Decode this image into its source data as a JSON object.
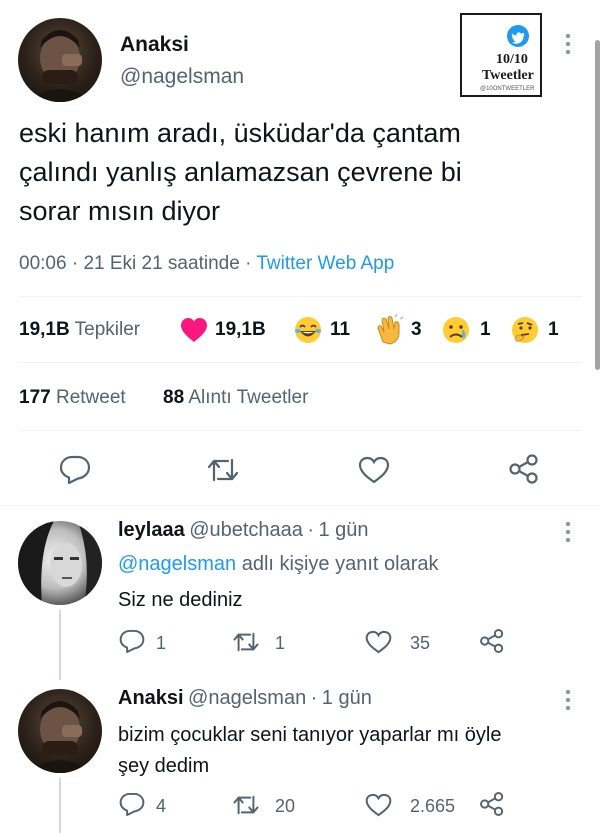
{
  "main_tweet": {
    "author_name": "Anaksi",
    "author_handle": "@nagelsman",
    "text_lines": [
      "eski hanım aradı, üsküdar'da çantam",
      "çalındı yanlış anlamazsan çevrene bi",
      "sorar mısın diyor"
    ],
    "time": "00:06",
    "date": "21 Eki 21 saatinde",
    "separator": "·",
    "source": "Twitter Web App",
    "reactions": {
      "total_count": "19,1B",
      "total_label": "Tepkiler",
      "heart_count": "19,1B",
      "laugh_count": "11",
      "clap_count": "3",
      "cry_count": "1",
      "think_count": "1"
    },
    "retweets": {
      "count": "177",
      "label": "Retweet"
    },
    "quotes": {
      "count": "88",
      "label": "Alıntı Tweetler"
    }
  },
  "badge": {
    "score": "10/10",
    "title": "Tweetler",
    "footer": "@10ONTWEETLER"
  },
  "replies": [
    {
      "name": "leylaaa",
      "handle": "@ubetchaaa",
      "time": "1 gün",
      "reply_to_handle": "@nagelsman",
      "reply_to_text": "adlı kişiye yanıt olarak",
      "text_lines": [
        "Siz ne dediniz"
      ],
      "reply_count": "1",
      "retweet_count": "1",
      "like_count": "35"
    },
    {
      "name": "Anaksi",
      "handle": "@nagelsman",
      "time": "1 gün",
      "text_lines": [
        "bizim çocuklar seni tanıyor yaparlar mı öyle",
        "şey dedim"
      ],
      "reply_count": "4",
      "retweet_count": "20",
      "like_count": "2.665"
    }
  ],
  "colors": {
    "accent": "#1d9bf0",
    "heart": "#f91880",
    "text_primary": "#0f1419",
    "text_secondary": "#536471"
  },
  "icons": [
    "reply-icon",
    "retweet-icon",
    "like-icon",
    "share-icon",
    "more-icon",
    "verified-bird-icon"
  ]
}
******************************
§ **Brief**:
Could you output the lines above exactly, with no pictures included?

§ **Response to the exercise**:
Decode this image into its source data as a JSON object.
{
  "main_tweet": {
    "author_name": "Anaksi",
    "author_handle": "@nagelsman",
    "text_lines": [
      "eski hanım aradı, üsküdar'da çantam",
      "çalındı yanlış anlamazsan çevrene bi",
      "sorar mısın diyor"
    ],
    "time": "00:06",
    "date": "21 Eki 21 saatinde",
    "separator": "·",
    "source": "Twitter Web App",
    "reactions": {
      "total_count": "19,1B",
      "total_label": "Tepkiler",
      "heart_count": "19,1B",
      "laugh_count": "11",
      "clap_count": "3",
      "cry_count": "1",
      "think_count": "1"
    },
    "retweets": {
      "count": "177",
      "label": "Retweet"
    },
    "quotes": {
      "count": "88",
      "label": "Alıntı Tweetler"
    }
  },
  "badge": {
    "score": "10/10",
    "title": "Tweetler",
    "footer": "@10ONTWEETLER"
  },
  "replies": [
    {
      "name": "leylaaa",
      "handle": "@ubetchaaa",
      "time": "1 gün",
      "reply_to_handle": "@nagelsman",
      "reply_to_text": "adlı kişiye yanıt olarak",
      "text_lines": [
        "Siz ne dediniz"
      ],
      "reply_count": "1",
      "retweet_count": "1",
      "like_count": "35"
    },
    {
      "name": "Anaksi",
      "handle": "@nagelsman",
      "time": "1 gün",
      "text_lines": [
        "bizim çocuklar seni tanıyor yaparlar mı öyle",
        "şey dedim"
      ],
      "reply_count": "4",
      "retweet_count": "20",
      "like_count": "2.665"
    }
  ],
  "colors": {
    "accent": "#1d9bf0",
    "heart": "#f91880",
    "text_primary": "#0f1419",
    "text_secondary": "#536471"
  },
  "icons": [
    "reply-icon",
    "retweet-icon",
    "like-icon",
    "share-icon",
    "more-icon",
    "verified-bird-icon"
  ]
}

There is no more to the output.